Home' Trinidad and Tobago Guardian : April 13th 2016 Contents A24
body & soul
Guardian www.guardian.co.tt Wednesday, April 13, 2016
The leaders of the Attawapiskat First Nation, an
isolated Cree community in northern Ontario, Cana-
da, have declared a state of emergency over a series
of suicide attempts.
The CBC reported that about 2,000 people live in
the community. Last Saturday night, according to
Chief Bruce Shisheesh, 11 people attempted suicide.
That comes after 28 suicide attempts in March,
the Canadian news service reports:
"Including Saturday s spate of suicide attempts, a
total of 101 people of all ages have tried to kill them-
selves since September, Shisheesh said, with one
person dying. The youngest was 11, the oldest 71."
On last Saturday night, Shisheesh and the
Attawapiskat Council voted unanimously to declare
a state of emergency. It s prompted health officials
from the state and provincial governments to declare
they will be sending assistance to Attawapiskat, where
there are no mental health specialists and only four
health care workers, the CBC writes.
Canada s prime minister, Justin Trudeau, called
the spate of suicide attempts "heartbreaking" on
Twitter, and said the government would work to
improve living conditions for indigenous people.
Charlie Angus, the member of Parliament for the
region, said that communities in Canada s remote
north get fewer resources to respond to suicide
attempts and called this winter s series of attempts
a "rolling nightmare," the CBC reports.
In 2012, The Toronto Star noted that the issues
on the Cree reserve went far beyond headline-grabbing
"For much of the year," the Star wrote, Attawapiskat
"is accessible only by air, which complicates life here
terribly. For example, home repairs are near impossible
because neither materials nor skills are available
locally. There is no permanent doctor at the local
hospital. Teachers and nurses, almost all non-abo-
Canadian First Nation declares state
of emergency over suicide attempts
riginal, feel marooned and don t stick around too
Unemployment was at 70 per cent in 2012, the
Star wrote, and many students didn t attend school
regularly, seeing no point. The BBC notes that Cana-
da s 1.4 million indigenous people have a lower life
expectancy than other Canadians, and that
Attawapiskat is not the only First Nation grappling
with a high rate of suicide attempts. (NPR)
Basic facts about depression:
• Depression is a real, common and treatable illness.
Major depression is one of the most common mental
illnesses, affecting millions of people every year.
• Depression causes people to lose pleasure from daily
life, can complicate other medical conditions, and can
even be serious enough to lead to suicide.
• Depression can occur to anyone, at any age, and to
people of any race or ethnic group. Depression is never a
"normal" part of life, no matter what your age, gender or
• While the majority of individuals with depression have

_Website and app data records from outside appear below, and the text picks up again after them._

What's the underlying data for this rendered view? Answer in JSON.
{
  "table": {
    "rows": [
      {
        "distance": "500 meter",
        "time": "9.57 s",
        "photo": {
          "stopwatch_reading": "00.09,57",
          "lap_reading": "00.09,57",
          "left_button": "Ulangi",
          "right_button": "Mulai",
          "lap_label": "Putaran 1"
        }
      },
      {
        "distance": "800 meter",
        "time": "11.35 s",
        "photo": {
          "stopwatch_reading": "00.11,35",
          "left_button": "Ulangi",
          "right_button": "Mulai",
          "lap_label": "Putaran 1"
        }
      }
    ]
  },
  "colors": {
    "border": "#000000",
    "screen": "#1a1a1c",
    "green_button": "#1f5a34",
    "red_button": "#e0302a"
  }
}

a full remission of the disorder with effective treatment,
only about a third of those suffering from severe
depression seek treatment from a mental health
professional in the USA. Too many people resist
treatment because they believe depression isn't serious,
that they can treat it themselves or that it is a personal
weakness rather than a serious medical illness.
• Depression is very treatable. The most commonly used
treatments are antidepressant medication,
psychotherapy or a combination of the two. The choice of
treatment depends on the pattern, severity, persistence
of depressive symptoms and the history of the illness.
Symptoms of clinical depression:
• Persistent sad, anxious or "empty" mood
• Sleeping too much or too little, middle of the night or
early morning waking
• Reduced appetite and weight loss, or increased appetite
and weight gain
• Loss of pleasure and interest in activities once enjoyed,
• Restlessness, irritability
• Persistent physical symptoms that do not respond to
treatment (such as chronic pain or digestive disorders)
• Difficulty concentrating, remembering or making
• Fatigue or loss of energy
• Feeling guilty, hopeless or worthless
• Thoughts of suicide or death.
If you have five or more of these symptoms for two
weeks or more, you could have clinical depression and
should see your doctor or a qualified mental health
professional for help. (www.mentalhealthamerica.net)
FACTS & SYMPTOMS
YOUR DAILY HEALTH
News and Advice
The Canadian Federal and Ontario governments are moving to help a remote
First Nation that has declared a state of emergency due to a rising number of
suicide attempts among its young people. (CBC)
Links Archive April 12th 2016 April 14th 2016 Navigation Previous Page Next Page